━━ Listed records ━━

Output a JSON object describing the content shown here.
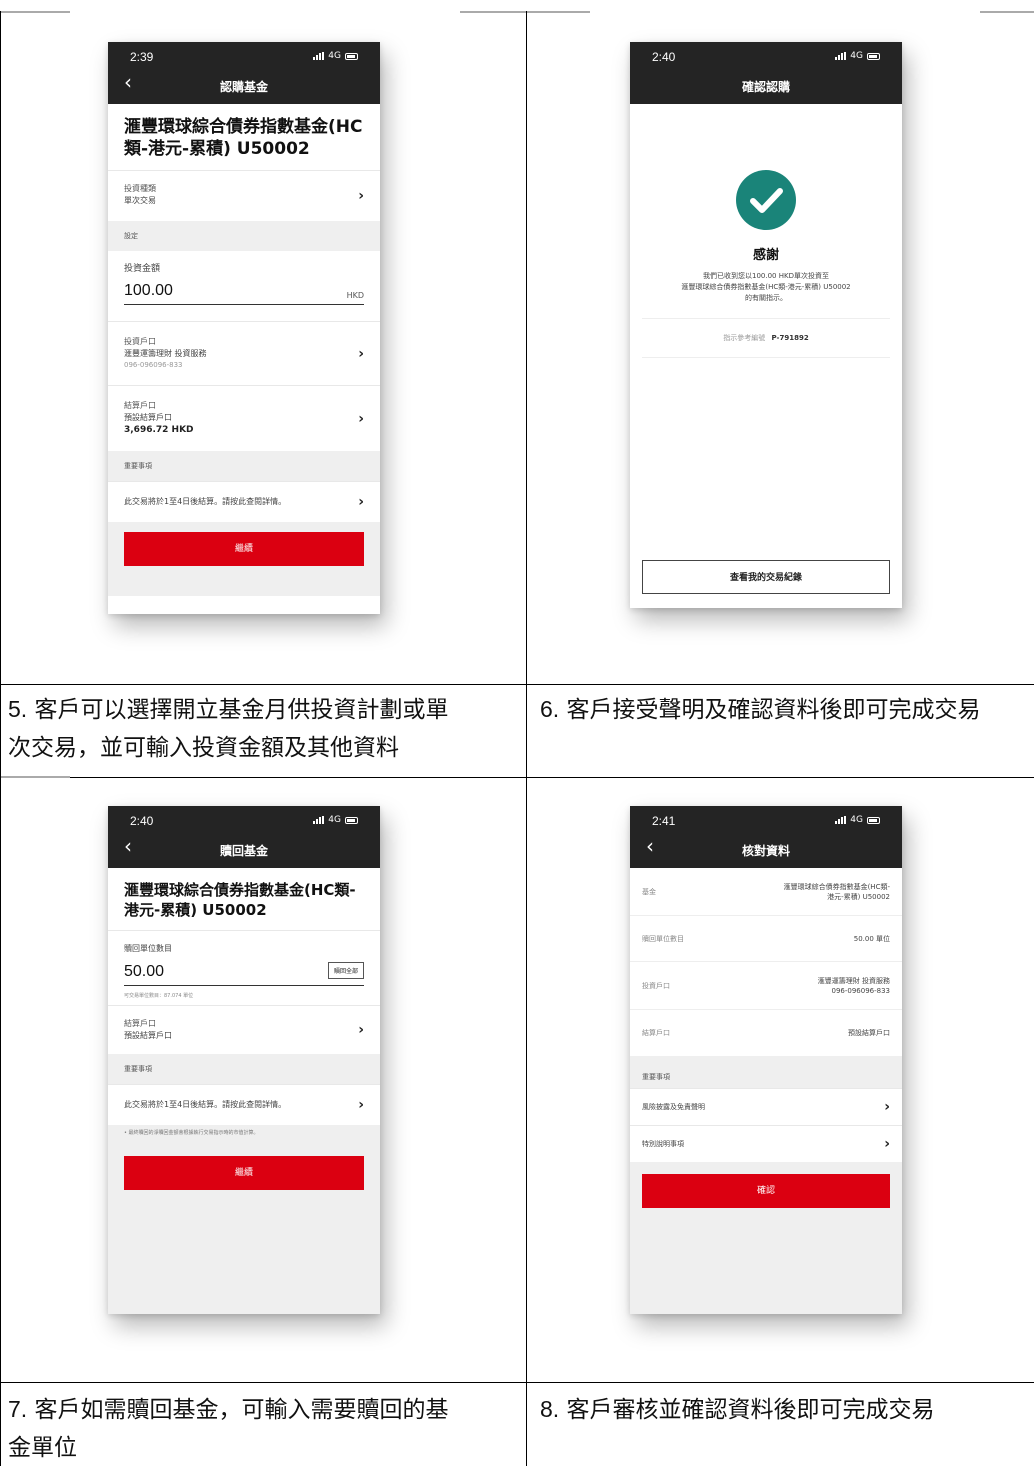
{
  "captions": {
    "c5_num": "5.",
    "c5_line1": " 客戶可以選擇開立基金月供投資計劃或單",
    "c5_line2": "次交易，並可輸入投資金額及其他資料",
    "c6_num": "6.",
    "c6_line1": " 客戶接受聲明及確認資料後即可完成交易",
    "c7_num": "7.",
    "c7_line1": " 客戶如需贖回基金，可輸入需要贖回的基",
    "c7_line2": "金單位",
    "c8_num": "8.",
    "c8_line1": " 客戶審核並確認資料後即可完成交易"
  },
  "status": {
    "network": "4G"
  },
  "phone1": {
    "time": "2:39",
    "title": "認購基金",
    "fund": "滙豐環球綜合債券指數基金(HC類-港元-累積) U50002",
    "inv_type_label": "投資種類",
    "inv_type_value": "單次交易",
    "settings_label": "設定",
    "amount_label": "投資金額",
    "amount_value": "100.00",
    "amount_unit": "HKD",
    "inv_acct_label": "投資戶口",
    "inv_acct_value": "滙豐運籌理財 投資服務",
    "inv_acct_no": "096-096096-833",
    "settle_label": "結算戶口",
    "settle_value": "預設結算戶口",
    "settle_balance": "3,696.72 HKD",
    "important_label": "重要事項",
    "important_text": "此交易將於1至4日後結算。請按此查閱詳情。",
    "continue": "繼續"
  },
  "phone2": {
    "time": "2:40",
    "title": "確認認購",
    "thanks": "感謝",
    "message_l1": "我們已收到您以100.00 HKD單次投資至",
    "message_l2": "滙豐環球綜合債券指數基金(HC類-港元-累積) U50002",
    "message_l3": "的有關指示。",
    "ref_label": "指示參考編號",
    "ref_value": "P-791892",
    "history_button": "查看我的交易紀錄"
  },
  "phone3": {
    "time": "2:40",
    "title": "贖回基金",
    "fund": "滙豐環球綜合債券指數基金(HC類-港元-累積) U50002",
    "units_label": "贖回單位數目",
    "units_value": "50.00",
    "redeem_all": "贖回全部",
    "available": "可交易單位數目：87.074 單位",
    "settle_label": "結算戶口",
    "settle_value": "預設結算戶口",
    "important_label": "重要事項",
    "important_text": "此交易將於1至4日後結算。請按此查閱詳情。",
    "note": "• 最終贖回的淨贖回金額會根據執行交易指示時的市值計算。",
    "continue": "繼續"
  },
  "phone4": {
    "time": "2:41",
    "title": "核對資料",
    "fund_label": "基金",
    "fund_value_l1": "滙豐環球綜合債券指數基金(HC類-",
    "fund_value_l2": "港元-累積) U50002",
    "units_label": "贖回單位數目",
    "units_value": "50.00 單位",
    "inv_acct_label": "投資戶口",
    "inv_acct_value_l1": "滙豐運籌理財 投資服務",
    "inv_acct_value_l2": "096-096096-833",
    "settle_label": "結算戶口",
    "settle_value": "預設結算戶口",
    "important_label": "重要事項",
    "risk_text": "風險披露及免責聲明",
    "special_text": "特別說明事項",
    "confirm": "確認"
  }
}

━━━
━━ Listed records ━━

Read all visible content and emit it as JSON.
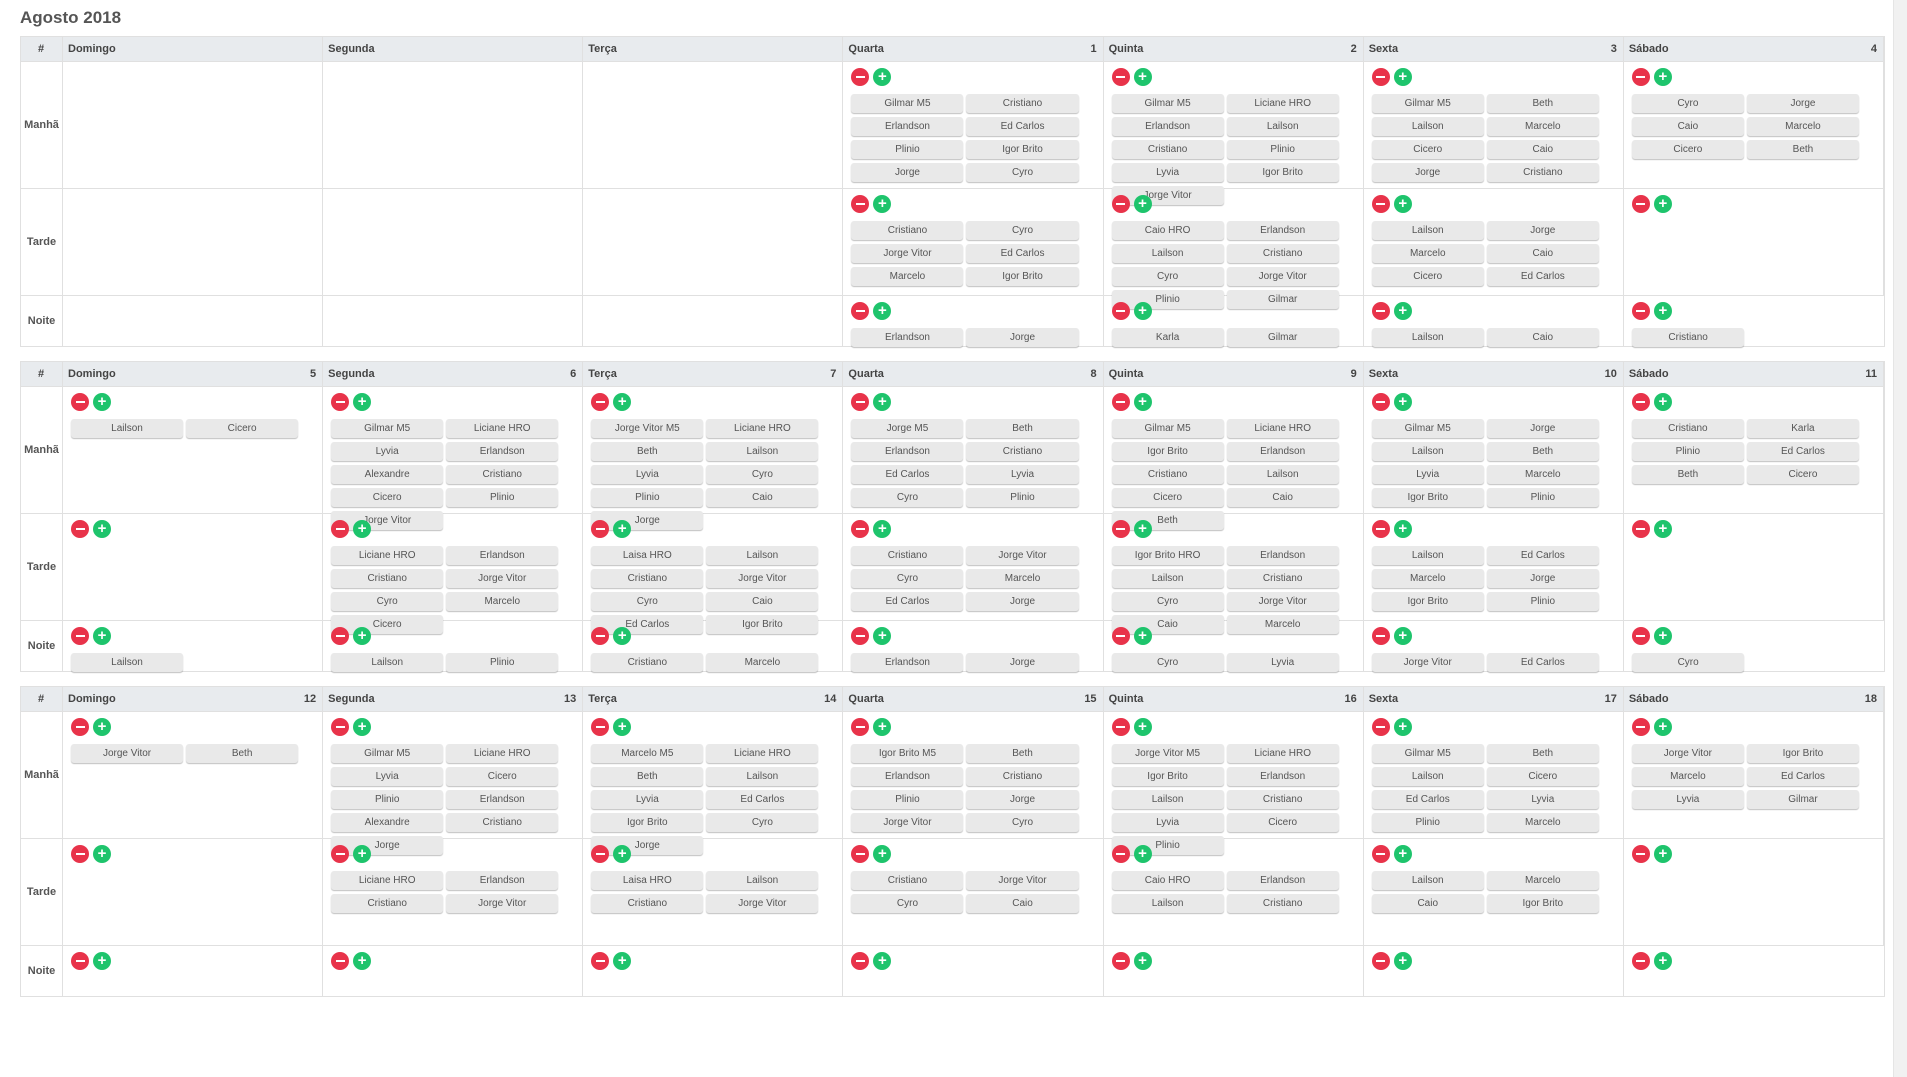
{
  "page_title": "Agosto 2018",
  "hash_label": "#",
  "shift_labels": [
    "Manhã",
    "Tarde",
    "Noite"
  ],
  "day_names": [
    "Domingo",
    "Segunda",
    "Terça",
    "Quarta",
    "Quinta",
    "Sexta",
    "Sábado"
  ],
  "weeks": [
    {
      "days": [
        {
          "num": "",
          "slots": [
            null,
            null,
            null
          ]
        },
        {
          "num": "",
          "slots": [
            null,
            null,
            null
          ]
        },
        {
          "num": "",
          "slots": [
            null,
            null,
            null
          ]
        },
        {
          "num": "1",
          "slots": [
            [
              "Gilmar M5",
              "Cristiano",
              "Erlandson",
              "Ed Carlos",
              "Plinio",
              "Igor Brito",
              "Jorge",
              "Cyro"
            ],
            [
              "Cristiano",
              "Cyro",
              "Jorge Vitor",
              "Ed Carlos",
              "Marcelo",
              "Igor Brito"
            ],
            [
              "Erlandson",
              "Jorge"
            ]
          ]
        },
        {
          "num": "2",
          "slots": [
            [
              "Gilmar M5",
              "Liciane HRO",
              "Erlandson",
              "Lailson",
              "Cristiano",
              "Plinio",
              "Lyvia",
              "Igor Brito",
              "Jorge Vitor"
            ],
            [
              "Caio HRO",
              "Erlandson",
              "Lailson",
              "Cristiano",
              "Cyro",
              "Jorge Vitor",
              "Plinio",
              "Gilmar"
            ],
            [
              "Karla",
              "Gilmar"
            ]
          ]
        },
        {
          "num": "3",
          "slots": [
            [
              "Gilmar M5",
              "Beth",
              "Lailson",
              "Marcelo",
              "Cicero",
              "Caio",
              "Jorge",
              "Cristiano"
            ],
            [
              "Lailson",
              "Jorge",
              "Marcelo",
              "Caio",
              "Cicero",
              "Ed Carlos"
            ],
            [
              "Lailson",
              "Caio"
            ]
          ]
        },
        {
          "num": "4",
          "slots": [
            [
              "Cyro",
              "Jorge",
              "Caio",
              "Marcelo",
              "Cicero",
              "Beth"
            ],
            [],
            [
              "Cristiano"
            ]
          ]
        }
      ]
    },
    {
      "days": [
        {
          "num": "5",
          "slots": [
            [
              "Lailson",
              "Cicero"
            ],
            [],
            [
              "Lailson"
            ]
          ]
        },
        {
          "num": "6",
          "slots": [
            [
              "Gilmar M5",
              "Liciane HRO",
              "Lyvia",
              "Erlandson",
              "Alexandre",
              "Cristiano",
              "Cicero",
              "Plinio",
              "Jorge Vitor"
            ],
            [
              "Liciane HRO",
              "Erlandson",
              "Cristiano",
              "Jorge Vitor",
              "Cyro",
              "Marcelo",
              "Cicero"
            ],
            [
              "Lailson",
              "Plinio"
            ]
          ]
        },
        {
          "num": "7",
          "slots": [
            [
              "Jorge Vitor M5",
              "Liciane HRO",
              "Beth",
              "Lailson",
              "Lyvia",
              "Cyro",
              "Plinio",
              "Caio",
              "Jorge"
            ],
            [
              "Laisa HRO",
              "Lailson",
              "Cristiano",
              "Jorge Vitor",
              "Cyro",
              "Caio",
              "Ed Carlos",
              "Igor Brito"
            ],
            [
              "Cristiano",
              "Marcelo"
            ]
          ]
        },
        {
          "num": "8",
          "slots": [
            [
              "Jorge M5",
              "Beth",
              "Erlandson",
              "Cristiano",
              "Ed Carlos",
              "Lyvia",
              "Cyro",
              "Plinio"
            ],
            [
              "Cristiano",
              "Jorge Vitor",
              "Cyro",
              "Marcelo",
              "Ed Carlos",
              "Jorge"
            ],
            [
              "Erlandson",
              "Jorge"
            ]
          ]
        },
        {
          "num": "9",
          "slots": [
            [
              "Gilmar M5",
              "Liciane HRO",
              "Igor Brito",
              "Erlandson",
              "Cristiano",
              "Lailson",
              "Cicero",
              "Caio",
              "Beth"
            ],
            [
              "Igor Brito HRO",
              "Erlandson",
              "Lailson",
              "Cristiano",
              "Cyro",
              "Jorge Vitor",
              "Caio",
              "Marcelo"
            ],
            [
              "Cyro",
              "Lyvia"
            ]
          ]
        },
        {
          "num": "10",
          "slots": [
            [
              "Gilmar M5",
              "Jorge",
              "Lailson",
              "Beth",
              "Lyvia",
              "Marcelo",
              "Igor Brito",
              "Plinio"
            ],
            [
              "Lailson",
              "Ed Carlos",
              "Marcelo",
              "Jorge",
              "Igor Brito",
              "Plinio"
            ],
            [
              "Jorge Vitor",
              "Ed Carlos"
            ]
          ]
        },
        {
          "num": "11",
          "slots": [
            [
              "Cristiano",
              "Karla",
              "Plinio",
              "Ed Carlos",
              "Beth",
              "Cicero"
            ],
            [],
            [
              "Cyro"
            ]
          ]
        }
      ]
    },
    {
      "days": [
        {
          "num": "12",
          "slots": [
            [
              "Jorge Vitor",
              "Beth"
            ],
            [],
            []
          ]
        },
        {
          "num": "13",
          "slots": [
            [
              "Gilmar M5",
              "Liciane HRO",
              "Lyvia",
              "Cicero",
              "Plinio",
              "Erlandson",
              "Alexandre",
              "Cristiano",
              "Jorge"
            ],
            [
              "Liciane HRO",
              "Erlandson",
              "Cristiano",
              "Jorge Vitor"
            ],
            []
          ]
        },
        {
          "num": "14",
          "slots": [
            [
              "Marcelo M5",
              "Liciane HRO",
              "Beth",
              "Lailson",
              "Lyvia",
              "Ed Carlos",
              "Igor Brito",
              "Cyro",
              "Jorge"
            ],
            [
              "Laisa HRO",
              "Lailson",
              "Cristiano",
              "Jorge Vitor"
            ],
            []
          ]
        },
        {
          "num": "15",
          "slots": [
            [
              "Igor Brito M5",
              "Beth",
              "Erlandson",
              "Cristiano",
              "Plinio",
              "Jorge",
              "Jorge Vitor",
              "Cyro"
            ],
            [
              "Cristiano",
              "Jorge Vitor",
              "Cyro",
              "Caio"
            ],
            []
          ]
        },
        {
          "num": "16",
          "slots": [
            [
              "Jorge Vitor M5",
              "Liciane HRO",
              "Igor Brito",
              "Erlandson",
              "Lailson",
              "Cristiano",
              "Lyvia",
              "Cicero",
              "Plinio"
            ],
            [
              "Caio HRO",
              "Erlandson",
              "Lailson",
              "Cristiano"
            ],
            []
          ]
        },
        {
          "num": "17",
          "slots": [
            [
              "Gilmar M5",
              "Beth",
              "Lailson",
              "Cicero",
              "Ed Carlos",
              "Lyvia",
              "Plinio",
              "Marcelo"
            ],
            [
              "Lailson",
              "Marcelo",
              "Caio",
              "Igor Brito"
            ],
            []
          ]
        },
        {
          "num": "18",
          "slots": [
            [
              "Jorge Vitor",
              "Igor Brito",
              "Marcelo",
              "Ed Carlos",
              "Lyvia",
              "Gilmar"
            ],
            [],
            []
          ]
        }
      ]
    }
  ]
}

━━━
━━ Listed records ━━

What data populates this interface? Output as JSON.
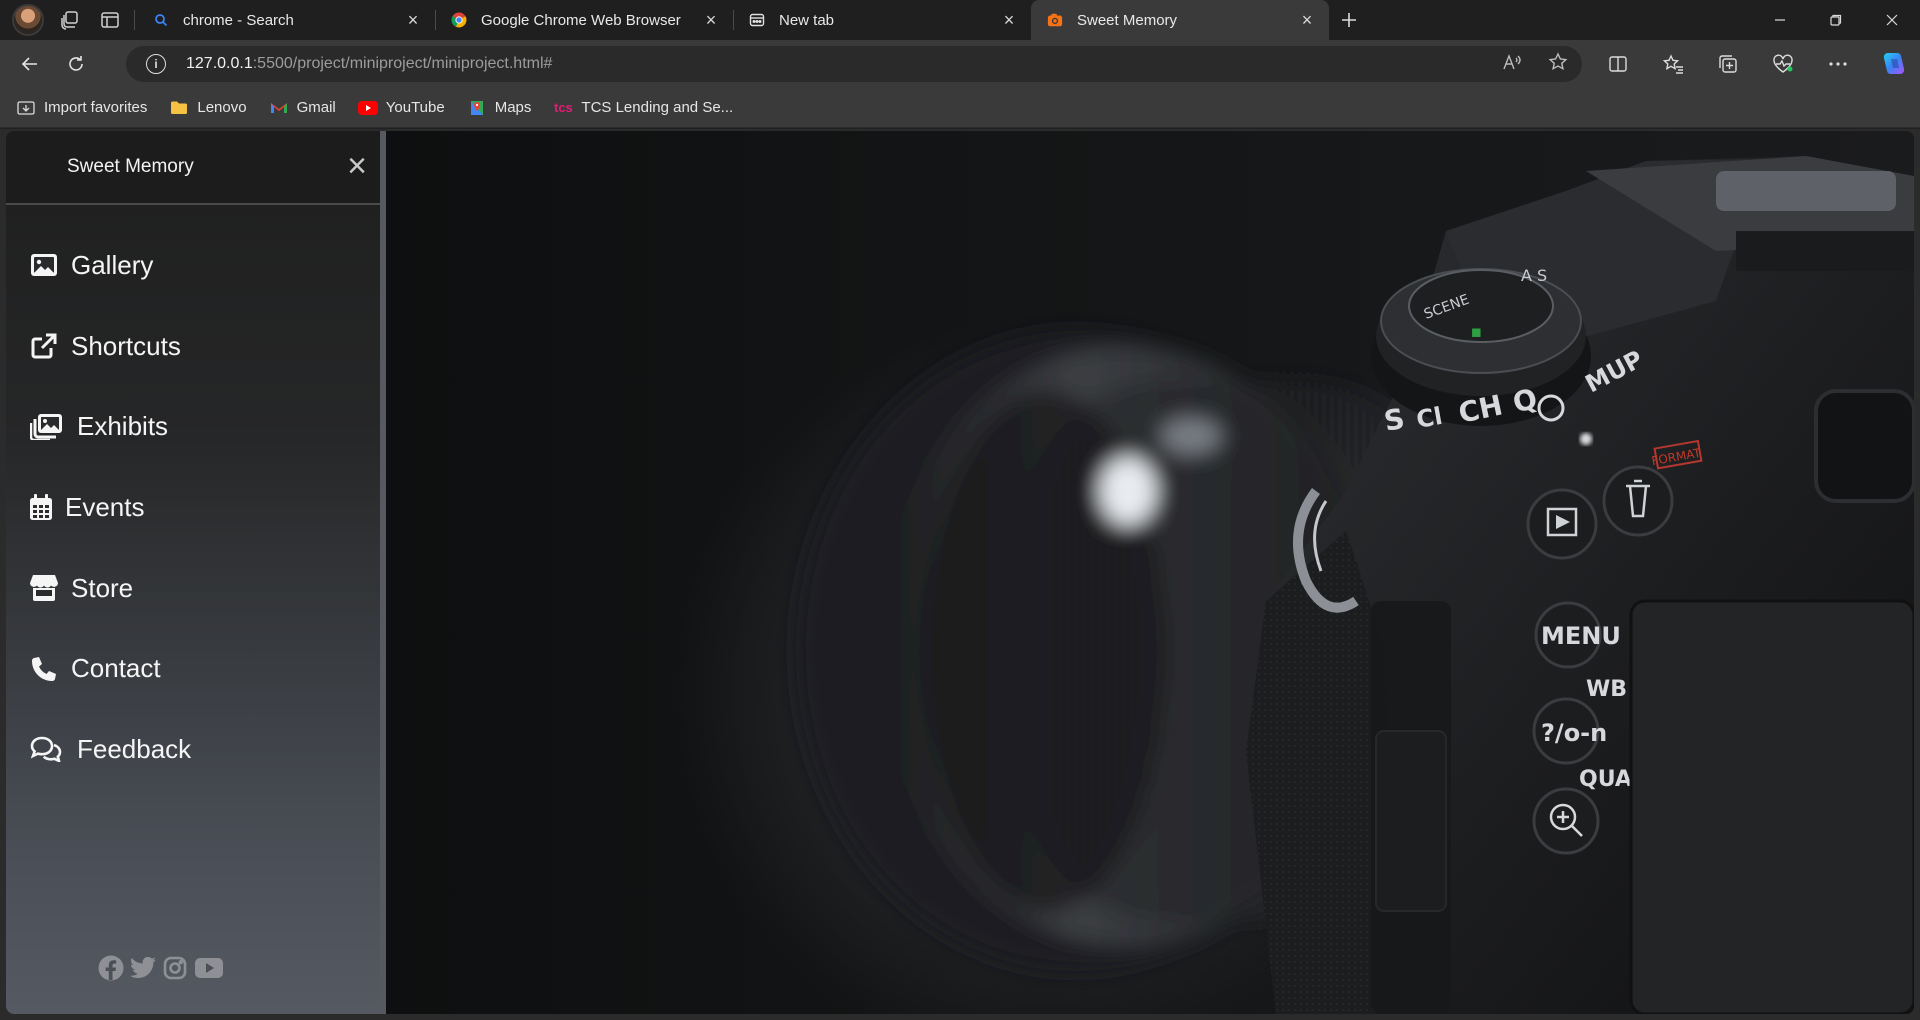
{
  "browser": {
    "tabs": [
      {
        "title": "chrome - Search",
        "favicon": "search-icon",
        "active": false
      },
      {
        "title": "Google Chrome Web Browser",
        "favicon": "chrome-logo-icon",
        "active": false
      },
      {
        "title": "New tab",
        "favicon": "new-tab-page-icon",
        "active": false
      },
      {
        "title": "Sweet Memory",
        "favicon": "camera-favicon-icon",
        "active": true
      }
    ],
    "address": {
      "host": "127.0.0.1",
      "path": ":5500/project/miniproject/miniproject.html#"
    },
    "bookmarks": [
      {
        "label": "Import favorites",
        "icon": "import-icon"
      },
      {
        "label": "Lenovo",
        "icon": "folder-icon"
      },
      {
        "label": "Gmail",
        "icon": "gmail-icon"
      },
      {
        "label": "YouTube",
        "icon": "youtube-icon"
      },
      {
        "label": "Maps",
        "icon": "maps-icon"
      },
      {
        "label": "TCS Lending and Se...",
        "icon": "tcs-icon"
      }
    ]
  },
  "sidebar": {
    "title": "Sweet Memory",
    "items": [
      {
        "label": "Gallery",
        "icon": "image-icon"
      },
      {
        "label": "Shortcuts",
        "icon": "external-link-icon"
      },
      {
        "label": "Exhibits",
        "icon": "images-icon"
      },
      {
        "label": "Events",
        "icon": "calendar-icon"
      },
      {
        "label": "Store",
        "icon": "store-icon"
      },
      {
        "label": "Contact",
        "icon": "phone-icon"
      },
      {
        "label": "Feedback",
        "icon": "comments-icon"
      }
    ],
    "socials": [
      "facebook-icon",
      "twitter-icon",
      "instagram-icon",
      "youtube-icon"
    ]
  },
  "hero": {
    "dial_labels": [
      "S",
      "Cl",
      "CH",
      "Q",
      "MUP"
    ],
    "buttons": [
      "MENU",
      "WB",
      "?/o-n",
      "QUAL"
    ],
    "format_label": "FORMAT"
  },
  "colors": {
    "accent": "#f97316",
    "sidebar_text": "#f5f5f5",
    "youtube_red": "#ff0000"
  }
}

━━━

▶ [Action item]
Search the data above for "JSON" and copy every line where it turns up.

▶ [Solution below]
Output a JSON object describing the content shown here.
Read all visible content and emit it as JSON.
What data populates this interface? Output as JSON.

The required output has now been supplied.